I keep pieces of paper—notes, lists and doodles—on the fridge, at the back of diaries and in between the pages of notebooks. I often use them as bookmarks. Perhaps written quickly, and without much apparent conscious thought, notes and lists are objects with a life of their own. They may represent fragments of the past or windows onto the present, with the potential to reveal a great deal about the writer’s hopes and plans—embodying personal records, accidentally recorded. Knowing that a pen or pencil traveled across these pieces of paper is meaningful—they can show the writer’s thoughts and choices more than other, more substantial objects.
The first of these three notes was written during a family holiday in France in the late 1970s. It seems peaches were in season. Written at the bottom of the piece of paper is a joke—a ‘dad-joke’. Swirling marks seem to indicate another pen had been tried out on the back.
The second is a Christmas present wish-list, written by a child over the weeks leading up to Christmas 2019. The list is a mix of books and toys that were popular at that time and wished-for items more specific to the list writer.
The last of three was found while dropping off clothes at Pelican Parcels (a charity that distributes clothing, toys and equipment to families in need). Torn from a pad of lined paper, an illustration of a bird decorates the note. The letters are rounded and easy to read. The note describes a careful act, and is ended with a kiss.
This autumn I enjoyed taking part in research and route-planning for a collection of themed walks exploring Brighton and Hove. The themes encompass community history and locations of cultural and architectural significance. I worked on the cinemas and theatres walk. Brighton has long been an innovator in live performance and film-making. The walks will be accessible online to the public by the spring of 2020.
The photographs show a former cinema on East Street in Brighton. The venue passed through a number of changes in name and ownership. Opening as The Savoy Cinema-Theatre in 1930, it became The ABC from 1963 until 1986, The Cannon from 1986 until 1995, Virgin Cinema from 1995 until 1997, reverting to The ABC Cinema until closure in 1999. Brighton Rock received its world premiere here in January 1948.
Her high heels are smart and black, holding small feet. She is wearing a crisp black and white blouse. He takes her black cardigan and handbag, and puts them on the car’s passenger seat. They stand next to each other and talk quietly while she finishes her cigarette. A green apple falls onto the pavement. The tree grows in a garden behind a high brick wall. She is ready to leave. He opens the passenger door, and waits while she climbs in. They drive away.
A woman gets on a number 5 bus. The bus is crowded. She sits on the third fold up seat back from the driver. Two stops later a blue-eyed, blank-faced man sits down on the first of the fold up seats. As he does so he looks deeply into the eyes of the woman. Surprised, she looks back into his. As the next stop approaches the woman stands up, preparing to leave the bus. She turns her head to check that she has picked up all her bags. Their eyes meet again. The man stretches a searching hand towards her recently vacated seat. He folds the seat back down. She watches him find and caress the patch of heat left by her departing body.
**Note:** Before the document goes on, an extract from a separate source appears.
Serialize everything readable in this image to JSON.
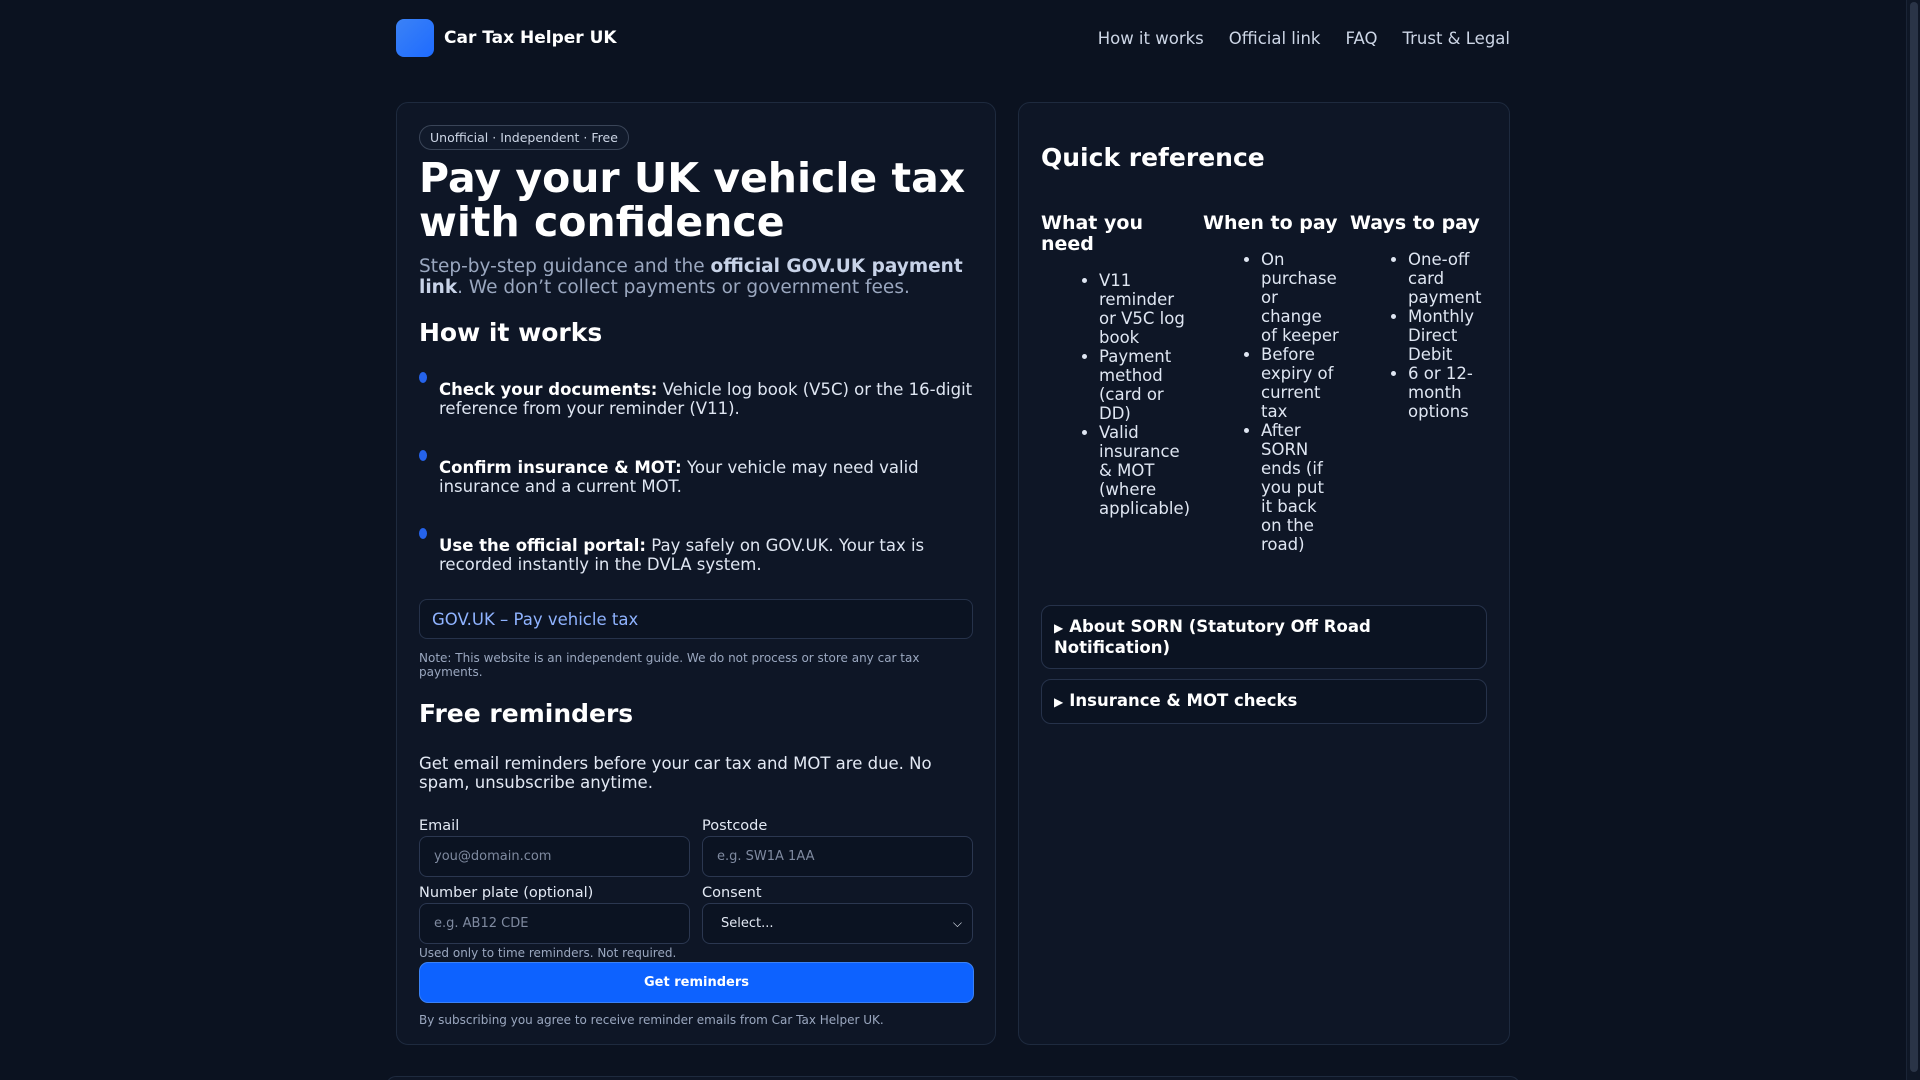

A young man with short dark hair and pale skin is seated at a wooden table. He is dressed in black. He is folding paper napkins–lifting one corner and carefully matching it to its diagonal opposite. He strokes his index fingertip along the newly made folds. As each maroon napkin is added to the growing stack he pats them down, removing excess air. He shapes the sides with care once more, aligning the napkins to each other, and places them on the cafe’s counter. The task is completed.
I co-edited ‘Brighton’s Outskirts—People, Place, Community’ with Michele Allardyce. Published in July 2019, the book is available to buy here. We explored QueenSpark Books’ archives, looking for stories from Brighton’s edges. The book contains images from a number of archives and photographers, in addition to those taken by Michele and me. Our images were inspired by and form a response to the stories we found. ‘Brighton’s Outskirts’ contains a unique map, created by Michele, showing locations described in the book. I am grateful to Stanley James Pressfor her lovely book design.
“‘Brighton’s Outskirts’ … is one of four Archives Alive books published by QueenSpark Books in July 2019. It has been edited and produced by volunteers. With guidance from industry professionals, the volunteer editors chose a theme to explore, and selected content from QueenSpark’s online archive and elsewhere.”
“Since 1972 QueenSpark Books has been dedicated to gathering, preserving and making accessible Brighton & Hove’s histories. We do this through publishing oral histories or creative responses to local history, via books, e-books, exhibitions, events, websites and other projects.”
Four new books have been produced by QueenSpark Books, as part of the Archives Alive project. The book launch is in Brighton Toy and Model Museum at the end of July 2019. Michele Allardyce and I edited ‘Brighton’s Outskirts’. This photograph is of Happy Valley, Woodingdean.
I see an intensity in the relationship between people and dogs. I explored how this connection manifests within a commercial grooming environment, looking at practices and equipment. The three images below were exhibited in November 2018. More images from this project are here.